__TASK DIRECTIONS__.
Your task is to copy each line of the records that includes the string "Feld".

__PROVIDED DATA__.
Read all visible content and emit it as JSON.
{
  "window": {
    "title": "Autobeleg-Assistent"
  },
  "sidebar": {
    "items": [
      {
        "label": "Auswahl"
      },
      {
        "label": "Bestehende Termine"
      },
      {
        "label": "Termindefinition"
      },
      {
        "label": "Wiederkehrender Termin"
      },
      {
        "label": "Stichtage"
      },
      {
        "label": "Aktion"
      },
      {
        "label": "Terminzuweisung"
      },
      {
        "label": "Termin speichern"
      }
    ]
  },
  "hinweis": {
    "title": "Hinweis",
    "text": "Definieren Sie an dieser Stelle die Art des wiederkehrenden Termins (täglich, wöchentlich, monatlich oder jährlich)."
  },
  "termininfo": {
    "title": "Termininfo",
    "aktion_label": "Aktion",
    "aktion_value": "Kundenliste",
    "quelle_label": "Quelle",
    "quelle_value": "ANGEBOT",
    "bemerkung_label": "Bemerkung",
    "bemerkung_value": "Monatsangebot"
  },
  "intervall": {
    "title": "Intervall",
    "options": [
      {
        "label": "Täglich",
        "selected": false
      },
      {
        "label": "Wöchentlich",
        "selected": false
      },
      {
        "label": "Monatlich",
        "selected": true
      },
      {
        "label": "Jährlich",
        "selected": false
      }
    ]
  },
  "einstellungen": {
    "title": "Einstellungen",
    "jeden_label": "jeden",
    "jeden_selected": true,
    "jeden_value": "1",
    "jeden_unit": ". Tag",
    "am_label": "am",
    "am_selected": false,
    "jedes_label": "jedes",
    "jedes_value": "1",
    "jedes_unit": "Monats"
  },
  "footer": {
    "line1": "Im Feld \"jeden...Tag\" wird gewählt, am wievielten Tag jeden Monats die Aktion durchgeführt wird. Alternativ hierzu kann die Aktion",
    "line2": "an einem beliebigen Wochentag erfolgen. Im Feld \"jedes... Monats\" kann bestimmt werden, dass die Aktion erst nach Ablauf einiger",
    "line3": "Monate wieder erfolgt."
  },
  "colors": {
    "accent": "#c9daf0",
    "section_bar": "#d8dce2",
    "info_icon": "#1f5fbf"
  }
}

__EXERCISE RESULT__.
    "line1": "Im Feld \"jeden...Tag\" wird gewählt, am wievielten Tag jeden Monats die Aktion durchgeführt wird. Alternativ hierzu kann die Aktion",
    "line2": "an einem beliebigen Wochentag erfolgen. Im Feld \"jedes... Monats\" kann bestimmt werden, dass die Aktion erst nach Ablauf einiger",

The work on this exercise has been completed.